▶ _Your objective_: Pictures stay out. All the rest of the records must be repeated exactly.

▶ _Data excerpts_:
◇ ◇ ◇ ◇

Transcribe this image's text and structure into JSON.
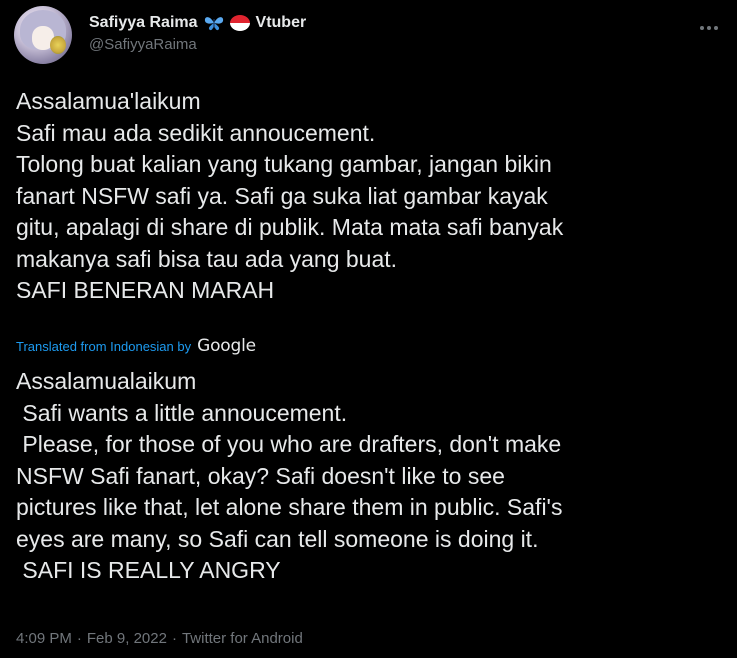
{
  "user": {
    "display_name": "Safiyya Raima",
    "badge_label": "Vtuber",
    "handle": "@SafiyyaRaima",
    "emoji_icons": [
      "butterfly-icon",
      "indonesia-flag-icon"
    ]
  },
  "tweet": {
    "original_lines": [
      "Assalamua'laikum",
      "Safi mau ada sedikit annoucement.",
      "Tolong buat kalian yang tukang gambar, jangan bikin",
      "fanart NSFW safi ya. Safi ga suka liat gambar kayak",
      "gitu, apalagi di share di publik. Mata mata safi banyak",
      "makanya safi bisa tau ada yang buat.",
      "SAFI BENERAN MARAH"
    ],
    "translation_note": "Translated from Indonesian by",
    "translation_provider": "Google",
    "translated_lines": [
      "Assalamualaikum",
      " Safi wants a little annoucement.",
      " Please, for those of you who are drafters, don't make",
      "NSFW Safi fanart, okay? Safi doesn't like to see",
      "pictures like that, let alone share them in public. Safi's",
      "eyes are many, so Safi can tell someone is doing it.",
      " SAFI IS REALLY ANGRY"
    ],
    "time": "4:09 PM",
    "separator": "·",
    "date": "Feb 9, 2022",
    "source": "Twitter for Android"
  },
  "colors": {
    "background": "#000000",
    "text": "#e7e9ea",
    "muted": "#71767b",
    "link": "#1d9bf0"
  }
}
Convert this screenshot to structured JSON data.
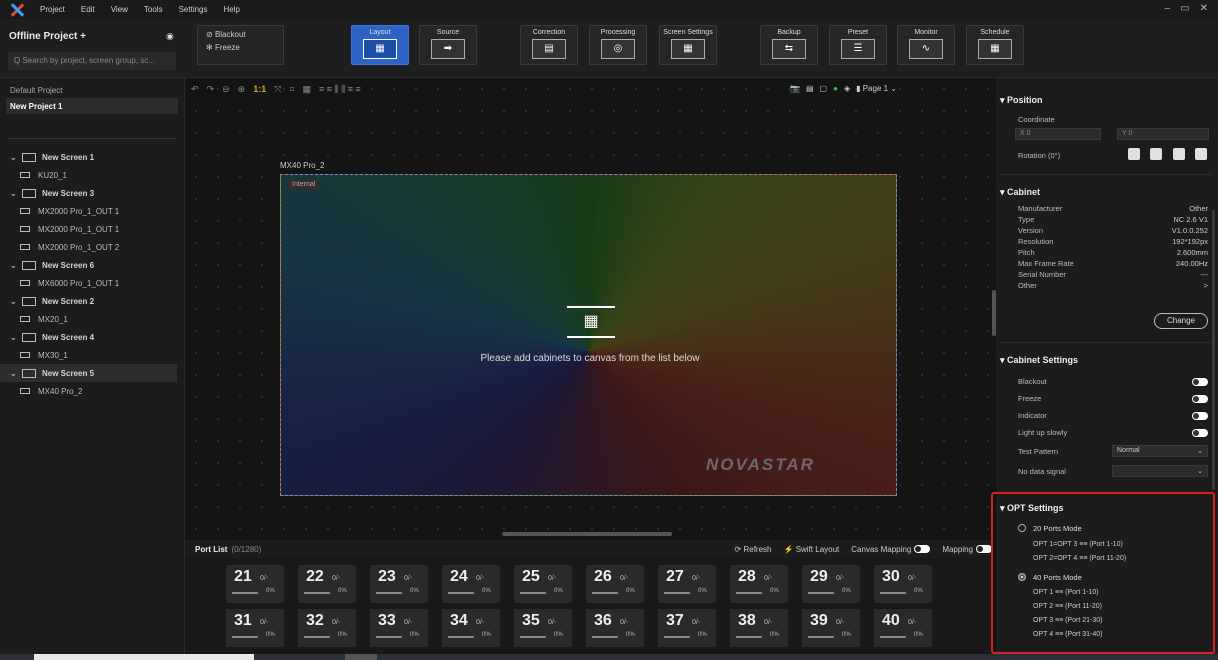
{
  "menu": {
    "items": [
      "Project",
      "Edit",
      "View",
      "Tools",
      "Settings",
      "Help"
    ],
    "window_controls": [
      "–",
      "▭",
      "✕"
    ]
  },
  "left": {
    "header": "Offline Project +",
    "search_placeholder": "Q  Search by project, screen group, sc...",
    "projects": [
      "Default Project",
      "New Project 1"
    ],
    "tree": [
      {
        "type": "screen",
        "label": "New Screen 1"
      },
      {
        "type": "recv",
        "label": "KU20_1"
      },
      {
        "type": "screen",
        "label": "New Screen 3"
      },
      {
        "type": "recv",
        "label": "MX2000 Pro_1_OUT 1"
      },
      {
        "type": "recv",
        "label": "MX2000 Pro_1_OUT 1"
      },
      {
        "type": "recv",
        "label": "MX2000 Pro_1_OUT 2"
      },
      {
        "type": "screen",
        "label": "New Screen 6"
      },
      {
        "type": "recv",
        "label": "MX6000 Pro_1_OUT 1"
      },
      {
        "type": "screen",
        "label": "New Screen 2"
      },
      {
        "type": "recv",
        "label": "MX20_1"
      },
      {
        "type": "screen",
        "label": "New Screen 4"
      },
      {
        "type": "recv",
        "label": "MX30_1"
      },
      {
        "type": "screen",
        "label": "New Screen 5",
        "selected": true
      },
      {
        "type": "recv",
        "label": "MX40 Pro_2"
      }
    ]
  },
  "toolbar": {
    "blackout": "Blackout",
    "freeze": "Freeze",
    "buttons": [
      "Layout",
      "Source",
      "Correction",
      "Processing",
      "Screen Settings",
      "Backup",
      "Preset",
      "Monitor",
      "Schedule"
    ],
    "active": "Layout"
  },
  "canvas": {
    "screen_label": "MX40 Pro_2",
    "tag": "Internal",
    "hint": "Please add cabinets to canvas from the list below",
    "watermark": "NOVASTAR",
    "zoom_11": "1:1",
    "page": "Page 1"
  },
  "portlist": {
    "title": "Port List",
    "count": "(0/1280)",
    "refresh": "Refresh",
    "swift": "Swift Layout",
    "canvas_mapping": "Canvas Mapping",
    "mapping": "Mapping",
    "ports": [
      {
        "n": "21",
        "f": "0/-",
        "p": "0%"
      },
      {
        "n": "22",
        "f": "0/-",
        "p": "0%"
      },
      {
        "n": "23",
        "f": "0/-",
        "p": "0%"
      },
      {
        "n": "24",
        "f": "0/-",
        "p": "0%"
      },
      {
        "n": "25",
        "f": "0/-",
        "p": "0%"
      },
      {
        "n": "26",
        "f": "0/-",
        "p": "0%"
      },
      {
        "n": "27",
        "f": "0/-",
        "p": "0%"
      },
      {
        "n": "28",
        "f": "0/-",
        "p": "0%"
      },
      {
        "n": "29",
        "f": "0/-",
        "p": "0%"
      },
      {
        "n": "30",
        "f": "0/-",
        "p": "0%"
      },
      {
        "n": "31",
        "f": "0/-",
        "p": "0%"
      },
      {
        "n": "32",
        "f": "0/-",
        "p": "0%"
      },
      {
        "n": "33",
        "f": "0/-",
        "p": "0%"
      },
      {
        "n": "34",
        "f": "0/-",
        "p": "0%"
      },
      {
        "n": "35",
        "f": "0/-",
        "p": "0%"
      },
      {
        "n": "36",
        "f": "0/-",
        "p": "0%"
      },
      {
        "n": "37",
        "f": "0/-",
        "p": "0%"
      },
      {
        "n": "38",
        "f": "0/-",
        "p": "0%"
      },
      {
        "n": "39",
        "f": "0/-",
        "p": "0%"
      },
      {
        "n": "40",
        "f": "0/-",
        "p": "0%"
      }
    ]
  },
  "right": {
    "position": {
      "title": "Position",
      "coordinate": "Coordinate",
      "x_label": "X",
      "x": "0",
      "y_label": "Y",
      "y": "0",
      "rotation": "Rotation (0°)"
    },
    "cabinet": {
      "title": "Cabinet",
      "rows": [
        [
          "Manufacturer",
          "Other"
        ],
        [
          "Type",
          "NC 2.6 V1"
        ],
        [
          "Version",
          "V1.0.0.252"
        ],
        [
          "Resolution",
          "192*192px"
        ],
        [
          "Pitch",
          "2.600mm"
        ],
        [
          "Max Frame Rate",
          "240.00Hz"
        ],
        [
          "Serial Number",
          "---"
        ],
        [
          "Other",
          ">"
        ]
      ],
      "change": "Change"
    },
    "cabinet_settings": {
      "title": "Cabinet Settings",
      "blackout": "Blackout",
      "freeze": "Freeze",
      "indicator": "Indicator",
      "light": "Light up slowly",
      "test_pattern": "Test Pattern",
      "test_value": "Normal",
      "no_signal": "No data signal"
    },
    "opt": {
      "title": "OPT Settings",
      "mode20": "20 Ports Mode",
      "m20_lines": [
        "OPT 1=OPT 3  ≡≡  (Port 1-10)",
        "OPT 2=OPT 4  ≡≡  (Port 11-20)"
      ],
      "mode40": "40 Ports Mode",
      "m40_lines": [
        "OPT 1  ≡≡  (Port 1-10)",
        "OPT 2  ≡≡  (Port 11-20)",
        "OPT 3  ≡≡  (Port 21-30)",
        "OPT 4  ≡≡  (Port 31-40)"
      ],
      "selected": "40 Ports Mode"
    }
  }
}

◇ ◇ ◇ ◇

▶ _Written solution_:
Transcribe this image's text and structure into JSON.
{
  "user": {
    "display_name": "Safiyya Raima",
    "badge_label": "Vtuber",
    "handle": "@SafiyyaRaima",
    "emoji_icons": [
      "butterfly-icon",
      "indonesia-flag-icon"
    ]
  },
  "tweet": {
    "original_lines": [
      "Assalamua'laikum",
      "Safi mau ada sedikit annoucement.",
      "Tolong buat kalian yang tukang gambar, jangan bikin",
      "fanart NSFW safi ya. Safi ga suka liat gambar kayak",
      "gitu, apalagi di share di publik. Mata mata safi banyak",
      "makanya safi bisa tau ada yang buat.",
      "SAFI BENERAN MARAH"
    ],
    "translation_note": "Translated from Indonesian by",
    "translation_provider": "Google",
    "translated_lines": [
      "Assalamualaikum",
      " Safi wants a little annoucement.",
      " Please, for those of you who are drafters, don't make",
      "NSFW Safi fanart, okay? Safi doesn't like to see",
      "pictures like that, let alone share them in public. Safi's",
      "eyes are many, so Safi can tell someone is doing it.",
      " SAFI IS REALLY ANGRY"
    ],
    "time": "4:09 PM",
    "separator": "·",
    "date": "Feb 9, 2022",
    "source": "Twitter for Android"
  },
  "colors": {
    "background": "#000000",
    "text": "#e7e9ea",
    "muted": "#71767b",
    "link": "#1d9bf0"
  }
}
Convert this screenshot to structured JSON data.
{
  "menu": {
    "items": [
      "Project",
      "Edit",
      "View",
      "Tools",
      "Settings",
      "Help"
    ],
    "window_controls": [
      "–",
      "▭",
      "✕"
    ]
  },
  "left": {
    "header": "Offline Project +",
    "search_placeholder": "Q  Search by project, screen group, sc...",
    "projects": [
      "Default Project",
      "New Project 1"
    ],
    "tree": [
      {
        "type": "screen",
        "label": "New Screen 1"
      },
      {
        "type": "recv",
        "label": "KU20_1"
      },
      {
        "type": "screen",
        "label": "New Screen 3"
      },
      {
        "type": "recv",
        "label": "MX2000 Pro_1_OUT 1"
      },
      {
        "type": "recv",
        "label": "MX2000 Pro_1_OUT 1"
      },
      {
        "type": "recv",
        "label": "MX2000 Pro_1_OUT 2"
      },
      {
        "type": "screen",
        "label": "New Screen 6"
      },
      {
        "type": "recv",
        "label": "MX6000 Pro_1_OUT 1"
      },
      {
        "type": "screen",
        "label": "New Screen 2"
      },
      {
        "type": "recv",
        "label": "MX20_1"
      },
      {
        "type": "screen",
        "label": "New Screen 4"
      },
      {
        "type": "recv",
        "label": "MX30_1"
      },
      {
        "type": "screen",
        "label": "New Screen 5",
        "selected": true
      },
      {
        "type": "recv",
        "label": "MX40 Pro_2"
      }
    ]
  },
  "toolbar": {
    "blackout": "Blackout",
    "freeze": "Freeze",
    "buttons": [
      "Layout",
      "Source",
      "Correction",
      "Processing",
      "Screen Settings",
      "Backup",
      "Preset",
      "Monitor",
      "Schedule"
    ],
    "active": "Layout"
  },
  "canvas": {
    "screen_label": "MX40 Pro_2",
    "tag": "Internal",
    "hint": "Please add cabinets to canvas from the list below",
    "watermark": "NOVASTAR",
    "zoom_11": "1:1",
    "page": "Page 1"
  },
  "portlist": {
    "title": "Port List",
    "count": "(0/1280)",
    "refresh": "Refresh",
    "swift": "Swift Layout",
    "canvas_mapping": "Canvas Mapping",
    "mapping": "Mapping",
    "ports": [
      {
        "n": "21",
        "f": "0/-",
        "p": "0%"
      },
      {
        "n": "22",
        "f": "0/-",
        "p": "0%"
      },
      {
        "n": "23",
        "f": "0/-",
        "p": "0%"
      },
      {
        "n": "24",
        "f": "0/-",
        "p": "0%"
      },
      {
        "n": "25",
        "f": "0/-",
        "p": "0%"
      },
      {
        "n": "26",
        "f": "0/-",
        "p": "0%"
      },
      {
        "n": "27",
        "f": "0/-",
        "p": "0%"
      },
      {
        "n": "28",
        "f": "0/-",
        "p": "0%"
      },
      {
        "n": "29",
        "f": "0/-",
        "p": "0%"
      },
      {
        "n": "30",
        "f": "0/-",
        "p": "0%"
      },
      {
        "n": "31",
        "f": "0/-",
        "p": "0%"
      },
      {
        "n": "32",
        "f": "0/-",
        "p": "0%"
      },
      {
        "n": "33",
        "f": "0/-",
        "p": "0%"
      },
      {
        "n": "34",
        "f": "0/-",
        "p": "0%"
      },
      {
        "n": "35",
        "f": "0/-",
        "p": "0%"
      },
      {
        "n": "36",
        "f": "0/-",
        "p": "0%"
      },
      {
        "n": "37",
        "f": "0/-",
        "p": "0%"
      },
      {
        "n": "38",
        "f": "0/-",
        "p": "0%"
      },
      {
        "n": "39",
        "f": "0/-",
        "p": "0%"
      },
      {
        "n": "40",
        "f": "0/-",
        "p": "0%"
      }
    ]
  },
  "right": {
    "position": {
      "title": "Position",
      "coordinate": "Coordinate",
      "x_label": "X",
      "x": "0",
      "y_label": "Y",
      "y": "0",
      "rotation": "Rotation (0°)"
    },
    "cabinet": {
      "title": "Cabinet",
      "rows": [
        [
          "Manufacturer",
          "Other"
        ],
        [
          "Type",
          "NC 2.6 V1"
        ],
        [
          "Version",
          "V1.0.0.252"
        ],
        [
          "Resolution",
          "192*192px"
        ],
        [
          "Pitch",
          "2.600mm"
        ],
        [
          "Max Frame Rate",
          "240.00Hz"
        ],
        [
          "Serial Number",
          "---"
        ],
        [
          "Other",
          ">"
        ]
      ],
      "change": "Change"
    },
    "cabinet_settings": {
      "title": "Cabinet Settings",
      "blackout": "Blackout",
      "freeze": "Freeze",
      "indicator": "Indicator",
      "light": "Light up slowly",
      "test_pattern": "Test Pattern",
      "test_value": "Normal",
      "no_signal": "No data signal"
    },
    "opt": {
      "title": "OPT Settings",
      "mode20": "20 Ports Mode",
      "m20_lines": [
        "OPT 1=OPT 3  ≡≡  (Port 1-10)",
        "OPT 2=OPT 4  ≡≡  (Port 11-20)"
      ],
      "mode40": "40 Ports Mode",
      "m40_lines": [
        "OPT 1  ≡≡  (Port 1-10)",
        "OPT 2  ≡≡  (Port 11-20)",
        "OPT 3  ≡≡  (Port 21-30)",
        "OPT 4  ≡≡  (Port 31-40)"
      ],
      "selected": "40 Ports Mode"
    }
  }
}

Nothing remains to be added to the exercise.